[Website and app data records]
'''

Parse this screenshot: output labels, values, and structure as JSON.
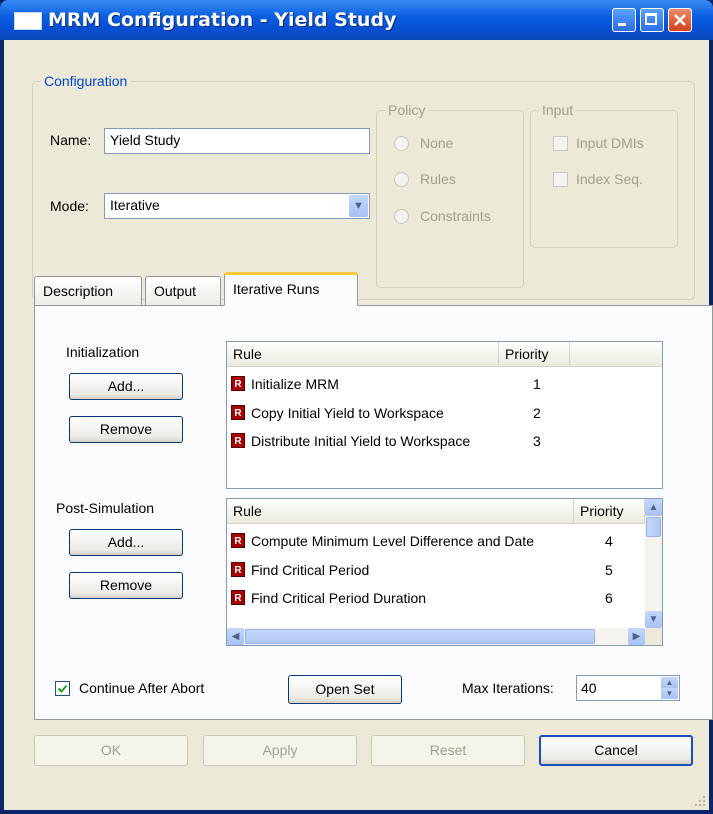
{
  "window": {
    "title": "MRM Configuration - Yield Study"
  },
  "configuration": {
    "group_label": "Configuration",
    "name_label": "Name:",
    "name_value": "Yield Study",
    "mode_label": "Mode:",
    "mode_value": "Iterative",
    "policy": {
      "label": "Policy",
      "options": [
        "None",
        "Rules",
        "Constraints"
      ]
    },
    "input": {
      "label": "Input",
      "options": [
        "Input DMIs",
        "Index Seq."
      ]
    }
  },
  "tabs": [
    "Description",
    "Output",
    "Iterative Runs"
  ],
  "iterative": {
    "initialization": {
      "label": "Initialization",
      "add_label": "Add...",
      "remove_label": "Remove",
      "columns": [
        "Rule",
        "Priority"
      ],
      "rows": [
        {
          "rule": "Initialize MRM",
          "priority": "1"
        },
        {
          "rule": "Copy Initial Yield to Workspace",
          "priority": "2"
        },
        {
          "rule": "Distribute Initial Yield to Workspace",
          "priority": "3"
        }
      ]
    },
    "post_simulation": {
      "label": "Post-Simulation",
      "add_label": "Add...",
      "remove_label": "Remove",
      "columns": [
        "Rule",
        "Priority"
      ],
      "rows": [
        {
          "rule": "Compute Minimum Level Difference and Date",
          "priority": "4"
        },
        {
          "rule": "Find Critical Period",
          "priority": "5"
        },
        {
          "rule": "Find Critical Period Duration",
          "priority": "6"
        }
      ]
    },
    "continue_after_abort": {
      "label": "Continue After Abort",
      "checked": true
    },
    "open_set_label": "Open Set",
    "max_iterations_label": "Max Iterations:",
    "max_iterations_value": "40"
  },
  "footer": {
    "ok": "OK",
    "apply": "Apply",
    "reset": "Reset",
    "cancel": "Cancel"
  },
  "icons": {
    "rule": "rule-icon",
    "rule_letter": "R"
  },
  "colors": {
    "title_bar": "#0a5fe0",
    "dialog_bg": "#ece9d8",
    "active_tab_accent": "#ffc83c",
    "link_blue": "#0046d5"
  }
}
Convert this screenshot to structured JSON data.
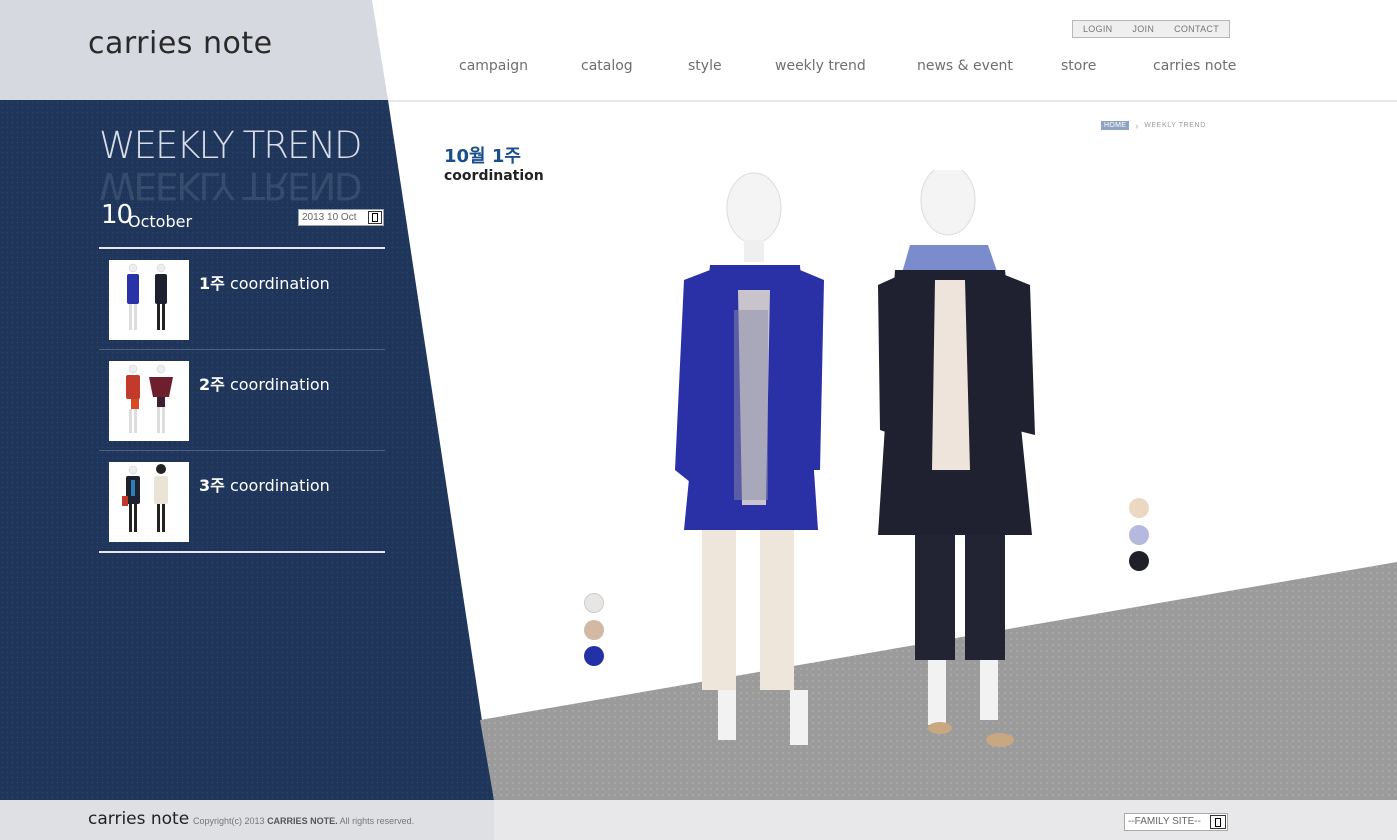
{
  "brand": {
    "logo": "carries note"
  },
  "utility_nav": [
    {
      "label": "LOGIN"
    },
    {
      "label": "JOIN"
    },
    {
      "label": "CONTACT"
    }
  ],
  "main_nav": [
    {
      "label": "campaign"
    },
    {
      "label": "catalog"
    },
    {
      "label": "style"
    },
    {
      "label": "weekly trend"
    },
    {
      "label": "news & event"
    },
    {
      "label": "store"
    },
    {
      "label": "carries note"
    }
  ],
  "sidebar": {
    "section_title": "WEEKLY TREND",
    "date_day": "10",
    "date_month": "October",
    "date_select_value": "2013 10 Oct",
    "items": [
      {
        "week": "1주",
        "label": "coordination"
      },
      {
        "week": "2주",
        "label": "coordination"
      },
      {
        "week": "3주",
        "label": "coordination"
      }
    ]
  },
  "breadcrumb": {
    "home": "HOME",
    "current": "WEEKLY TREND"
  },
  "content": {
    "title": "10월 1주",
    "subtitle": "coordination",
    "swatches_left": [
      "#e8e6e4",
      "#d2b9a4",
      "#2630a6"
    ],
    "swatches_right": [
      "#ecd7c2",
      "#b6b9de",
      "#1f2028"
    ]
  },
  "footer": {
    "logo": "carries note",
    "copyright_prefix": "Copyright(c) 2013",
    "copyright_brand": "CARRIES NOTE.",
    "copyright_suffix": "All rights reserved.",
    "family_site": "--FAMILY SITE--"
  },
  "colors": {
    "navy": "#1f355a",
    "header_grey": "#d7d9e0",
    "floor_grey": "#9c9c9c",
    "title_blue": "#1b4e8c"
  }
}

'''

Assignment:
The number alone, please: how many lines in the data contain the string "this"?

Response:
2